The fear of falling (very limiting)
What are some risk factors for falling?
- Previous falls
- Reduced vision
- Use of 4+ prescription meds
- Impaired balance
- Weaker muscles and stiffer joints
- Slower reaction times
- Impaired cognition
Mortality after hip fracture stats:
What are some factors associated with strength, balance and falls?
- Own environment
- External environment
- Muscles and response
- OA in the knees
- Nutrition, transport and heating
- Temperature, vitamin D
Falls screening is effective and multidisciplinary. Look out for the risk factors aforementioned. What does prevention involve?
- Individualised treatment
- Reduce medications
- Reduce obstacles/home environment
- Strength and balance programmes (if cognition is ok)
- Treat underlying conditions (e.g. PD)
What leads to prevention?
Primary care screening -> ask, assess, act (HQSC)
ACC has recently funded "lead agencies" which are what?
Home and community-based strength and balance programmes
- Otago Exercise Programme (OEP)
- Steady as you go (SAYGo)
- Tai chi
- Green prescription (GRx)
What are the ageing associated changes in fat mass?
Shift from subcutaneous to visceral fat

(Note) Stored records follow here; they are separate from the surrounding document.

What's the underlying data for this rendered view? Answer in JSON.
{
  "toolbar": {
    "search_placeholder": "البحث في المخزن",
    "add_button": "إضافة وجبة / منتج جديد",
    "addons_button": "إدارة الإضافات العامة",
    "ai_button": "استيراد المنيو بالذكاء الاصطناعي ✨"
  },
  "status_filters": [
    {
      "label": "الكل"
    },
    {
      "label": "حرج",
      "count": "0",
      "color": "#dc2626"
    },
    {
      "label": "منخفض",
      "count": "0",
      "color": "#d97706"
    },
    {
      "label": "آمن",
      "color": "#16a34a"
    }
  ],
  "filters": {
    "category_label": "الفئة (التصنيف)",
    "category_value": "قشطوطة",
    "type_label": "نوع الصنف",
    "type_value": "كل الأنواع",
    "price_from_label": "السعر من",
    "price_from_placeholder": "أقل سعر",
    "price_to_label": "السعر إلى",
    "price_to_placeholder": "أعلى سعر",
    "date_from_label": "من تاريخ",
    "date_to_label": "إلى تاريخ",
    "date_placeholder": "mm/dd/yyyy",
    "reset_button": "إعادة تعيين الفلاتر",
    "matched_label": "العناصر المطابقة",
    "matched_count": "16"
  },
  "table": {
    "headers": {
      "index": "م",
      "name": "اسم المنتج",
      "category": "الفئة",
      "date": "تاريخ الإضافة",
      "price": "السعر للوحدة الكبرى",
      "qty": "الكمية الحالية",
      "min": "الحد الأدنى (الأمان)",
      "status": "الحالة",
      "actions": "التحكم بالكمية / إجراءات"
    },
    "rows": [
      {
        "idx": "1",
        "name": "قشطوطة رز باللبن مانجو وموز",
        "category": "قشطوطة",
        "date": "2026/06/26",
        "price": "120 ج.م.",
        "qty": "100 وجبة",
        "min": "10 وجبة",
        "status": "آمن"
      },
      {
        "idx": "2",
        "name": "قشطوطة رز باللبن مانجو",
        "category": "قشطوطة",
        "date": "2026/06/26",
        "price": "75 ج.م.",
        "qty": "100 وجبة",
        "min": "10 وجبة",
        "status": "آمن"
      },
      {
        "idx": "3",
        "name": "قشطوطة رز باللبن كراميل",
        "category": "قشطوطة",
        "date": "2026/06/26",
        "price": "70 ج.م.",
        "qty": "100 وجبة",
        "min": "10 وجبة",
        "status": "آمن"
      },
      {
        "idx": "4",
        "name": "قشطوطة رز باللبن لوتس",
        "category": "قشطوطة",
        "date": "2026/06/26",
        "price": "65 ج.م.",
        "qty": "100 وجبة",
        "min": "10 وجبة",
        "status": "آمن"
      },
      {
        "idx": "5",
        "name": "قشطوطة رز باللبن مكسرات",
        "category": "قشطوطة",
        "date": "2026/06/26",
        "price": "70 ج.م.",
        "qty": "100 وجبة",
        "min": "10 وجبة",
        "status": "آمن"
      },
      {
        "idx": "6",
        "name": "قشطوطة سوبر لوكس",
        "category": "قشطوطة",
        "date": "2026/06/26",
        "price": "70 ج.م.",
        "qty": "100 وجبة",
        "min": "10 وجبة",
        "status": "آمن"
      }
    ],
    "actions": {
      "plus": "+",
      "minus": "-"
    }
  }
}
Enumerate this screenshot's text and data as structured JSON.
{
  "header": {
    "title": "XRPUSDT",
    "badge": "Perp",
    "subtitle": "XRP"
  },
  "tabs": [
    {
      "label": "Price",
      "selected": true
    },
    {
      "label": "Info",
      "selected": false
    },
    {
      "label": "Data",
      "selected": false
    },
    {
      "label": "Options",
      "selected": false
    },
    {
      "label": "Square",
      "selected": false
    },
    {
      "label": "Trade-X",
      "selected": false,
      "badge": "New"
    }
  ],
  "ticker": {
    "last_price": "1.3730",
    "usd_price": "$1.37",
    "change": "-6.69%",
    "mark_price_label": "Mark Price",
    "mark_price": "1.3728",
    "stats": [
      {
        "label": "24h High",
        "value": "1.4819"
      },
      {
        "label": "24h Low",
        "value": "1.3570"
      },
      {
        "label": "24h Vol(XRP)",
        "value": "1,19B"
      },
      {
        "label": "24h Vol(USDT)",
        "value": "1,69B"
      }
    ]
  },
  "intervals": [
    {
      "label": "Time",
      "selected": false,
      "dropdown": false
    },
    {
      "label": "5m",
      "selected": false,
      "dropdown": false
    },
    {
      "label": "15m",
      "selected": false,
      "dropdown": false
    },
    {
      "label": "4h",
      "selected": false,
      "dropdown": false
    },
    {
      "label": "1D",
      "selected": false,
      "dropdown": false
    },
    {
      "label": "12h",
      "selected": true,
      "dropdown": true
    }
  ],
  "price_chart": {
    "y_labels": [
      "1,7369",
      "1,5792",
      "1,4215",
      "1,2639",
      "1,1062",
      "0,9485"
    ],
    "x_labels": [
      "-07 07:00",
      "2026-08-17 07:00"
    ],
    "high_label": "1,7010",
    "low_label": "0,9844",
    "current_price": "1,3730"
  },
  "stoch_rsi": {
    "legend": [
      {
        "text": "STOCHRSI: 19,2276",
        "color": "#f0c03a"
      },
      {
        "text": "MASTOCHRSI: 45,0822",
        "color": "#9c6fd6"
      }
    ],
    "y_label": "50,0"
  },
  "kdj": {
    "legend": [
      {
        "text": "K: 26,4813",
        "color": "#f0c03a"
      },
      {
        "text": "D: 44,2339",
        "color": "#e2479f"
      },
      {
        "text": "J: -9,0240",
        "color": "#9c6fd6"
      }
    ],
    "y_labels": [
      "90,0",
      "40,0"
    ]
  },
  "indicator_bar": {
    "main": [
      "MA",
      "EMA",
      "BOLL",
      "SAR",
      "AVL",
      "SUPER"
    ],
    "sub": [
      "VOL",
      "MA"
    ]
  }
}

(you get an increase in fat mass with ageing which is distributed more specifically in the abdominal region, an area that is associated with CVD and diabetes)
Changes in body fat mass are due to what?
Alterations in energy balance - with a positive energy balance leading to weight gain, and a negative balance resulting in weight loss.
However, fat composition changes associated with ageing often occur in the absence of weight fluctuations (so weight won't tell you about changes).
So in conclusion, muscle strength and bone strength are critical to independence. Both can be affected by....?
Lifestyle and disease
Muscle weakness and osteoporosis are both amenable to....?
Prevention and treatment
Sets found in the same folder
Transition at Birth
Development of the GI and Respiratory Sy…
Other sets by this creator
Male Urogenital System
Urinary Continence and Incontinence
Recovery from Stroke
Iatrogenic Disease in Older Adults
Other Quizlet sets
criminal law questions exam
Health Assessment Final
Chapter 10 - The process of operations s…